((
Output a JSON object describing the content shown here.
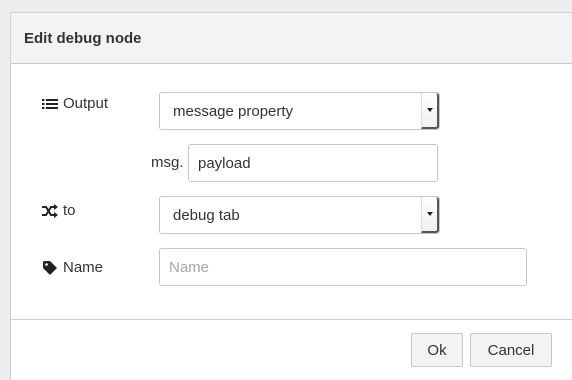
{
  "dialog": {
    "title": "Edit debug node"
  },
  "form": {
    "output": {
      "label": "Output",
      "icon": "list-icon",
      "selected": "message property"
    },
    "property": {
      "prefix": "msg.",
      "value": "payload"
    },
    "to": {
      "label": "to",
      "icon": "random-icon",
      "selected": "debug tab"
    },
    "name": {
      "label": "Name",
      "icon": "tag-icon",
      "value": "",
      "placeholder": "Name"
    }
  },
  "buttons": {
    "ok": "Ok",
    "cancel": "Cancel"
  }
}
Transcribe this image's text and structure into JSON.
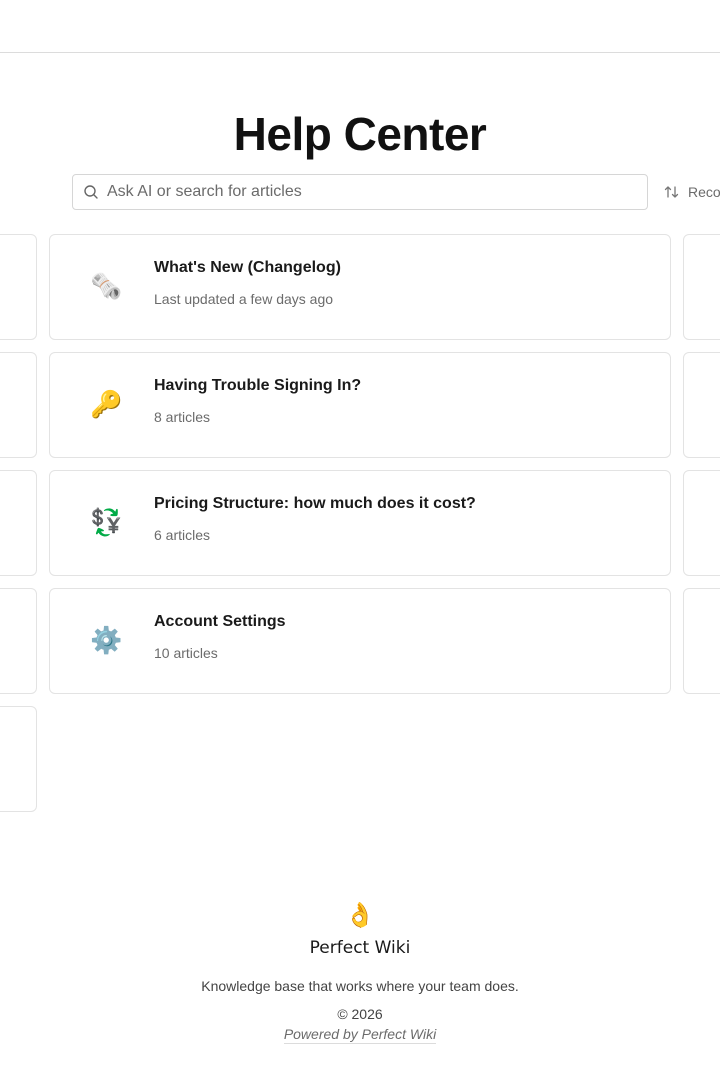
{
  "header": {
    "title": "Help Center"
  },
  "search": {
    "placeholder": "Ask AI or search for articles"
  },
  "sort": {
    "label": "Reco"
  },
  "cards": [
    {
      "emoji": "🗞️",
      "icon": "newspaper-icon",
      "title": "What's New (Changelog)",
      "subtitle": "Last updated a few days ago"
    },
    {
      "emoji": "🔑",
      "icon": "key-icon",
      "title": "Having Trouble Signing In?",
      "subtitle": "8 articles"
    },
    {
      "emoji": "💱",
      "icon": "currency-exchange-icon",
      "title": "Pricing Structure: how much does it cost?",
      "subtitle": "6 articles"
    },
    {
      "emoji": "⚙️",
      "icon": "gear-icon",
      "title": "Account Settings",
      "subtitle": "10 articles"
    }
  ],
  "footer": {
    "emoji": "👌",
    "brand": "Perfect Wiki",
    "tagline": "Knowledge base that works where your team does.",
    "copyright": "© 2026",
    "powered_by": "Powered by Perfect Wiki"
  }
}
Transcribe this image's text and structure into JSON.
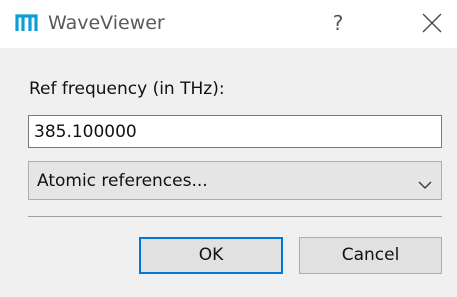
{
  "window": {
    "title": "WaveViewer",
    "help_label": "?",
    "icon": "waveviewer-logo-icon",
    "close_icon": "close-icon"
  },
  "form": {
    "ref_frequency_label": "Ref frequency (in THz):",
    "ref_frequency_value": "385.100000",
    "atomic_references_selected": "Atomic references..."
  },
  "buttons": {
    "ok_label": "OK",
    "cancel_label": "Cancel"
  },
  "colors": {
    "accent": "#0078d7",
    "logo": "#0a9fd8"
  }
}
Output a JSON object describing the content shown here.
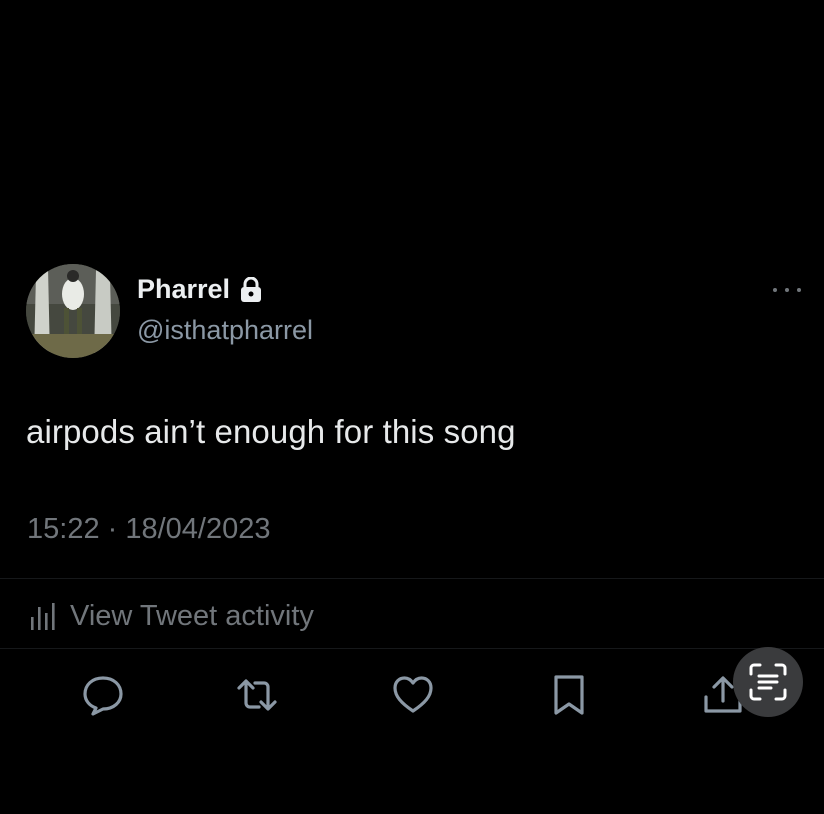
{
  "tweet": {
    "author": {
      "display_name": "Pharrel",
      "handle": "@isthatpharrel",
      "protected_icon": "lock-icon",
      "avatar": "avatar-photo"
    },
    "text": "airpods ain’t enough for this song",
    "timestamp": "15:22 · 18/04/2023",
    "activity_label": "View Tweet activity"
  },
  "actions": {
    "reply": "reply-icon",
    "retweet": "retweet-icon",
    "like": "like-icon",
    "bookmark": "bookmark-icon",
    "share": "share-icon"
  },
  "overlay": {
    "scan_button": "text-scan-icon"
  },
  "colors": {
    "background": "#000000",
    "primary_text": "#e7e9ea",
    "secondary_text": "#71767b",
    "icon": "#8b98a5",
    "scan_button_bg": "#3a3b3d"
  }
}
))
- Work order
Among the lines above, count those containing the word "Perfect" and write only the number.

- Solution to this problem
2